S02E22, Die Me Dichotomy, finishes off the season. The Neuro-chip takes over completely, leading to tragic consequences. The episode ends, in true Farscape fashion, with Aeryn dead and John lying helpless on the operating table, the speech center of his brain destroyed, his surgeon seemingly dead, and Scorpius in possession of the chip. Minimal references, though. All I can find is the clone exclaiming "ooo, fireworks!" in a Robin Williams Mork from Orc voice. (Mork & Mindy, naturally.)
And, hey, since I'm in the mood, S03E01, Season of Death starts things off. Despite the ominous title, we get the rebirth of Aeryn and the restoration of John, though Scorpius does get away with the chip. My favorite bit from the episode was Scorpius' torturing of Grunchlk, who was pretty smarmy last episode. Aeryn's resurrection seems a bit cheap, though drains Zhaan to the point that she will most likely die.

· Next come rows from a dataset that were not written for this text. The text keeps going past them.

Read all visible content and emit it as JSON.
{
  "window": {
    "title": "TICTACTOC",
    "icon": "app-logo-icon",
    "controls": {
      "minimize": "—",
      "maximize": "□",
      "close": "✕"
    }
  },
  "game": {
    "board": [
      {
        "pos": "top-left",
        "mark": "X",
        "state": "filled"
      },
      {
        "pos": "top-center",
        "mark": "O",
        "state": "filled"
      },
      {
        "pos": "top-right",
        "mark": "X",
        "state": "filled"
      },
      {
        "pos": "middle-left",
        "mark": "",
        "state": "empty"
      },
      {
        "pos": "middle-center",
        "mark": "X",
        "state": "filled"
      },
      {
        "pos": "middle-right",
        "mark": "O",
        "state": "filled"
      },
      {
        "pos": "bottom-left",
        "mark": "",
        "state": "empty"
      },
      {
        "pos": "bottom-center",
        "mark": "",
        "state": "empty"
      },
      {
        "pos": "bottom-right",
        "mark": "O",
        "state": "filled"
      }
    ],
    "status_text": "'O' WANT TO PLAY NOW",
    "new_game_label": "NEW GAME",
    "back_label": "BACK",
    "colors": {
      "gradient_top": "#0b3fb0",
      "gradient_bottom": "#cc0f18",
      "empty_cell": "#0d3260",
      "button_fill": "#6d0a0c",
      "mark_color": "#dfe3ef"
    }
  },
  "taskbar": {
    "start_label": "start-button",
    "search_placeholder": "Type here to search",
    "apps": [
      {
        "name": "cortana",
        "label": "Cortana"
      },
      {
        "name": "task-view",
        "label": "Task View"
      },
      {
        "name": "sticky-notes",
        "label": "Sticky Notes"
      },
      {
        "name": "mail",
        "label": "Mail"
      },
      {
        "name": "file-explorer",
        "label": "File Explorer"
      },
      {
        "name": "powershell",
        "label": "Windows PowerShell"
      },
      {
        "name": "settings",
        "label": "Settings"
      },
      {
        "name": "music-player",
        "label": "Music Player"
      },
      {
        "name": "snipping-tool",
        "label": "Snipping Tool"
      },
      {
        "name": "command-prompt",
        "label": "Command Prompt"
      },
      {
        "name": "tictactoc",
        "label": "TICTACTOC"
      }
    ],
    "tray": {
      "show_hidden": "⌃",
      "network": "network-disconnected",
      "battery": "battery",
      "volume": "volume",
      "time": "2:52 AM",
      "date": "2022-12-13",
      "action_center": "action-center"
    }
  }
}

No genre references to speak of, though Harvy (now just a shadow of his former self with no chip to rely on) quotes the bible and John counters with Shakespeare.
Harvey: "Death is the only sensible course, John. For everything there is a season, a time to be born, and..."
John: "A time to die, yes, yes, yes. The Devil quotes scripture."
After a blazingly rich Geekwatch last time, Farscape gives us a bit of a dry spell, at least as far as geek references go. S02E16, The Locket tells the tale of Aeryn and John growing old together due to a time anomaly. No geek or pop culture references of note. On the plus side, hey, Stark is back! S02E17, The Ugly Truth, likewise features no references of note. It does borrow its structure from the classic Rashomon, as each crew member recounts a disastrous meeting between Crais, Talyn, and some arms dealers. Oh, and Stark buys it! Easy come, easy go.
S02E18, A Clockwork Nebari (the title, of course, a reference to the Kubrick's amazing sci-fi dystopian tale A Clockwork Orange) features a bit. The geekiest reference is Crichton asking if his captor's actions violate "the Nebari Prime Directive," which can only be read as a Star Trek reference. Also notable is the fact that John has named his pulse pistol Winona. Not sure what that's a reference to, possibly Winona Ryder (great actress, staring in such genre films as Beetlejuice and Alien Resurrection) or Wynonna Judd, singer. Other pop culture references include Blondie (not only is the villain called "Debroah Harry", but Crichton says she's gonna "getcha-getcha-getcha,") the $100,000 pyramid, Jim Belushi ("you're gonna Belushi out" he tells Rygel") and a pastish of western refereneces, ("I'm bringing Miss Kitty back from the O.K. Corral. Any word on Aeryn or Doc Rygel?") Oh, and isn't the Nebari method of drug induction, by a patch on the optic nerve, creepy as hell?